YOUR INSTRUCTIONS:
The data must be given again exactly as written, with all images omitted.

RECORDS PROVIDED:
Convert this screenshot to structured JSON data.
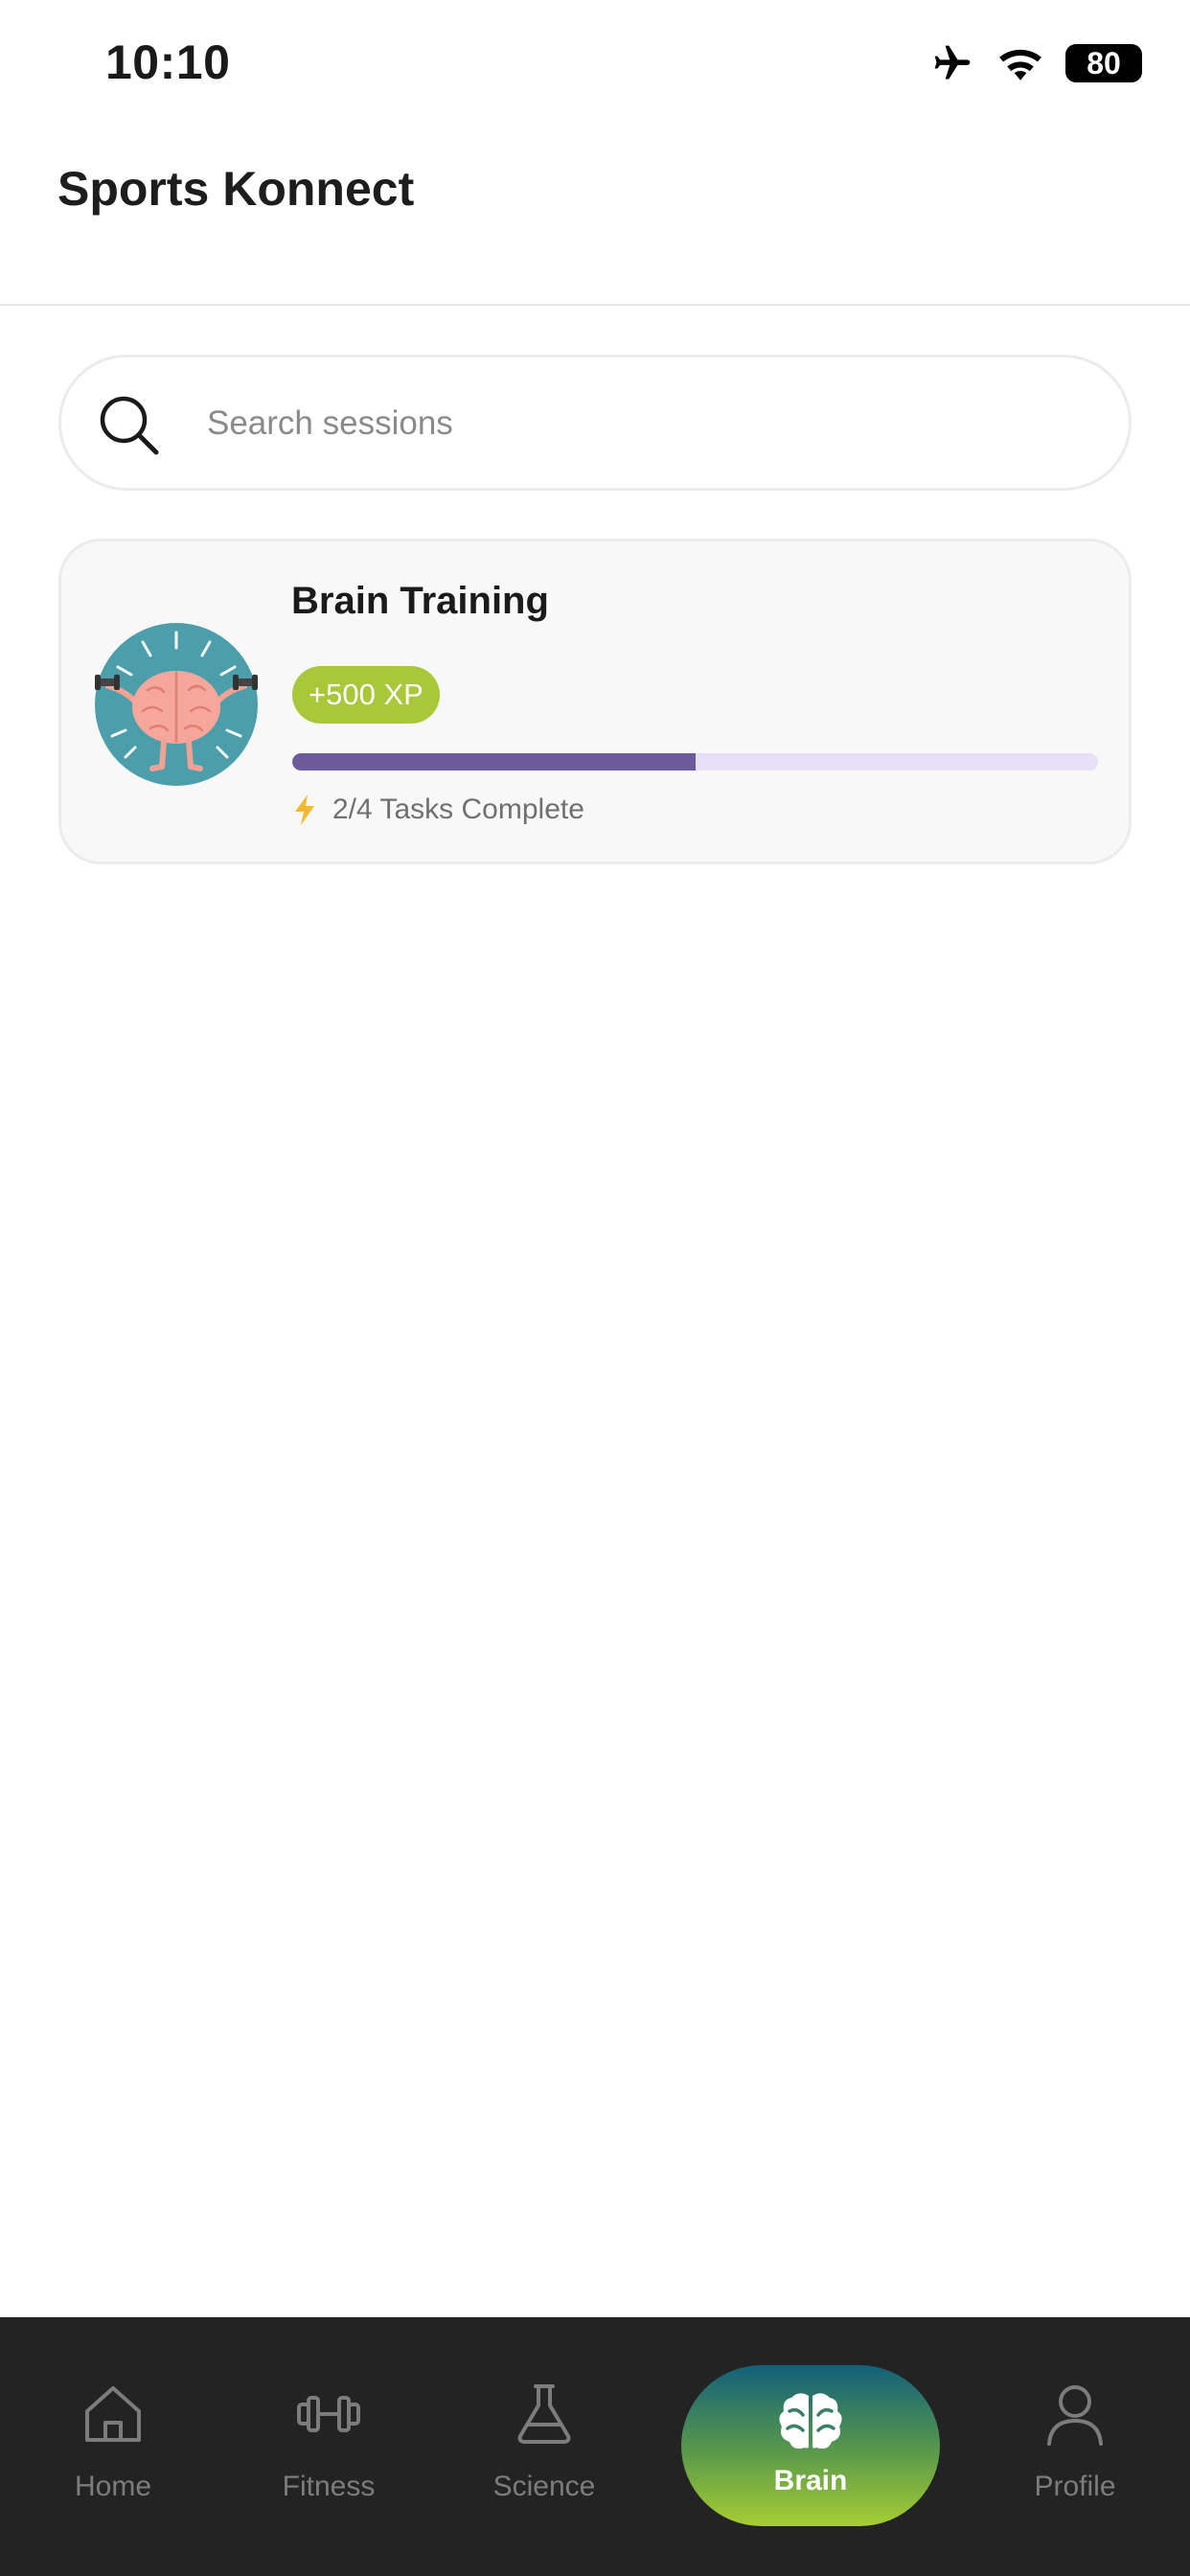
{
  "status_bar": {
    "time": "10:10",
    "battery": "80"
  },
  "header": {
    "title": "Sports Konnect"
  },
  "search": {
    "placeholder": "Search sessions",
    "value": ""
  },
  "sessions": [
    {
      "title": "Brain Training",
      "xp": "+500 XP",
      "progress": 0.5,
      "task_text": "2/4 Tasks Complete"
    }
  ],
  "nav": {
    "items": [
      {
        "label": "Home",
        "icon": "home-icon",
        "active": false
      },
      {
        "label": "Fitness",
        "icon": "dumbbell-icon",
        "active": false
      },
      {
        "label": "Science",
        "icon": "flask-icon",
        "active": false
      },
      {
        "label": "Brain",
        "icon": "brain-icon",
        "active": true
      },
      {
        "label": "Profile",
        "icon": "user-icon",
        "active": false
      }
    ]
  },
  "colors": {
    "xp_badge": "#a8c83a",
    "progress_fill": "#6d5a9a",
    "progress_track": "#e7e0f6",
    "nav_background": "#232323",
    "active_gradient_top": "#12607a",
    "active_gradient_bottom": "#a7cd33"
  }
}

SOLUTION TO THIS TASK:
Convert this screenshot to structured JSON data.
{
  "status_bar": {
    "time": "10:10",
    "battery": "80"
  },
  "header": {
    "title": "Sports Konnect"
  },
  "search": {
    "placeholder": "Search sessions",
    "value": ""
  },
  "sessions": [
    {
      "title": "Brain Training",
      "xp": "+500 XP",
      "progress": 0.5,
      "task_text": "2/4 Tasks Complete"
    }
  ],
  "nav": {
    "items": [
      {
        "label": "Home",
        "icon": "home-icon",
        "active": false
      },
      {
        "label": "Fitness",
        "icon": "dumbbell-icon",
        "active": false
      },
      {
        "label": "Science",
        "icon": "flask-icon",
        "active": false
      },
      {
        "label": "Brain",
        "icon": "brain-icon",
        "active": true
      },
      {
        "label": "Profile",
        "icon": "user-icon",
        "active": false
      }
    ]
  },
  "colors": {
    "xp_badge": "#a8c83a",
    "progress_fill": "#6d5a9a",
    "progress_track": "#e7e0f6",
    "nav_background": "#232323",
    "active_gradient_top": "#12607a",
    "active_gradient_bottom": "#a7cd33"
  }
}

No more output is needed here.